(TASK) Print out all of the data below, keeping it identical to the original.

Dataset entries
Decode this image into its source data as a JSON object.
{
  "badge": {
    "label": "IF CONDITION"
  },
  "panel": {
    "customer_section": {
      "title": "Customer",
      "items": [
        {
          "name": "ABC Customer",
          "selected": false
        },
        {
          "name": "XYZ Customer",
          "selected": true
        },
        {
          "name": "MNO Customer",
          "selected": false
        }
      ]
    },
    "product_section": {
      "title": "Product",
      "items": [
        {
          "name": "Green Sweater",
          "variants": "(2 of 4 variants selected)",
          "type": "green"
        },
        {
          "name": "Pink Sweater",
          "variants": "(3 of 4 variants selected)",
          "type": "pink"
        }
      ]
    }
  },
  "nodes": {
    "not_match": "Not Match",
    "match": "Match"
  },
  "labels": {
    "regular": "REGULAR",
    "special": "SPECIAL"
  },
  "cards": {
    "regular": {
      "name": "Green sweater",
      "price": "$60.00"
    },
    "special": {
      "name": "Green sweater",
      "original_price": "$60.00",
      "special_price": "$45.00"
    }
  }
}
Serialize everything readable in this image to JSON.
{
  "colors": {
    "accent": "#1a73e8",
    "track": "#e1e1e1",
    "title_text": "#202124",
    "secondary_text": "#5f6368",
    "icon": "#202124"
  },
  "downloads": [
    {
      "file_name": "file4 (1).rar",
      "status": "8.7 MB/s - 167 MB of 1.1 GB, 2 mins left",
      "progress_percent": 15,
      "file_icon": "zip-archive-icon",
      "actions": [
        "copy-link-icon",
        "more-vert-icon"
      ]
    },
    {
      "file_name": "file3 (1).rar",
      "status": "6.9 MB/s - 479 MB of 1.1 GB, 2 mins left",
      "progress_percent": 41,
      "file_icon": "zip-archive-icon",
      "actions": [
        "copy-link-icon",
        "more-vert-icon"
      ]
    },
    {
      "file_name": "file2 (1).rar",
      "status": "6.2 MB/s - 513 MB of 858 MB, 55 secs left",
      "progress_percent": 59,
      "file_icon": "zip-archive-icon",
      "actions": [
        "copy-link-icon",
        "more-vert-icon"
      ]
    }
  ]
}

(RESULT OF THIS EXERCISE)
Decode this image into its source data as a JSON object.
{
  "badge": {
    "label": "IF CONDITION"
  },
  "panel": {
    "customer_section": {
      "title": "Customer",
      "items": [
        {
          "name": "ABC Customer",
          "selected": false
        },
        {
          "name": "XYZ Customer",
          "selected": true
        },
        {
          "name": "MNO Customer",
          "selected": false
        }
      ]
    },
    "product_section": {
      "title": "Product",
      "items": [
        {
          "name": "Green Sweater",
          "variants": "(2 of 4 variants selected)",
          "type": "green"
        },
        {
          "name": "Pink Sweater",
          "variants": "(3 of 4 variants selected)",
          "type": "pink"
        }
      ]
    }
  },
  "nodes": {
    "not_match": "Not Match",
    "match": "Match"
  },
  "labels": {
    "regular": "REGULAR",
    "special": "SPECIAL"
  },
  "cards": {
    "regular": {
      "name": "Green sweater",
      "price": "$60.00"
    },
    "special": {
      "name": "Green sweater",
      "original_price": "$60.00",
      "special_price": "$45.00"
    }
  }
}
Serialize everything readable in this image to JSON.
{
  "colors": {
    "accent": "#1a73e8",
    "track": "#e1e1e1",
    "title_text": "#202124",
    "secondary_text": "#5f6368",
    "icon": "#202124"
  },
  "downloads": [
    {
      "file_name": "file4 (1).rar",
      "status": "8.7 MB/s - 167 MB of 1.1 GB, 2 mins left",
      "progress_percent": 15,
      "file_icon": "zip-archive-icon",
      "actions": [
        "copy-link-icon",
        "more-vert-icon"
      ]
    },
    {
      "file_name": "file3 (1).rar",
      "status": "6.9 MB/s - 479 MB of 1.1 GB, 2 mins left",
      "progress_percent": 41,
      "file_icon": "zip-archive-icon",
      "actions": [
        "copy-link-icon",
        "more-vert-icon"
      ]
    },
    {
      "file_name": "file2 (1).rar",
      "status": "6.2 MB/s - 513 MB of 858 MB, 55 secs left",
      "progress_percent": 59,
      "file_icon": "zip-archive-icon",
      "actions": [
        "copy-link-icon",
        "more-vert-icon"
      ]
    }
  ]
}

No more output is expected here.